→ Exercise
Exactly as shown below, retype every line of the data.

Data about app and page elements
----
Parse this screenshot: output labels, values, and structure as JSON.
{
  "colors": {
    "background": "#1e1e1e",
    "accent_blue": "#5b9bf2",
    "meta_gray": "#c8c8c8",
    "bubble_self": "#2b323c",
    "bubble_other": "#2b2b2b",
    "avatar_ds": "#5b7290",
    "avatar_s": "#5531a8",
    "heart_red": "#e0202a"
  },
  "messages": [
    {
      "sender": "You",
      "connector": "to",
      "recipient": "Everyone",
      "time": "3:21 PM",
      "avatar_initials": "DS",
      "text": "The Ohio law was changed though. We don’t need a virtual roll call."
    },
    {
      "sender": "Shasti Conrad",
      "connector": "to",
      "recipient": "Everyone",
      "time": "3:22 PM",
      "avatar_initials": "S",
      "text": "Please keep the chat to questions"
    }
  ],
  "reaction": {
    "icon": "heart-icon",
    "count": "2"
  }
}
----
→ Task answer
Parse this screenshot: output labels, values, and structure as JSON.
{
  "colors": {
    "background": "#1e1e1e",
    "accent_blue": "#5b9bf2",
    "meta_gray": "#c8c8c8",
    "bubble_self": "#2b323c",
    "bubble_other": "#2b2b2b",
    "avatar_ds": "#5b7290",
    "avatar_s": "#5531a8",
    "heart_red": "#e0202a"
  },
  "messages": [
    {
      "sender": "You",
      "connector": "to",
      "recipient": "Everyone",
      "time": "3:21 PM",
      "avatar_initials": "DS",
      "text": "The Ohio law was changed though. We don’t need a virtual roll call."
    },
    {
      "sender": "Shasti Conrad",
      "connector": "to",
      "recipient": "Everyone",
      "time": "3:22 PM",
      "avatar_initials": "S",
      "text": "Please keep the chat to questions"
    }
  ],
  "reaction": {
    "icon": "heart-icon",
    "count": "2"
  }
}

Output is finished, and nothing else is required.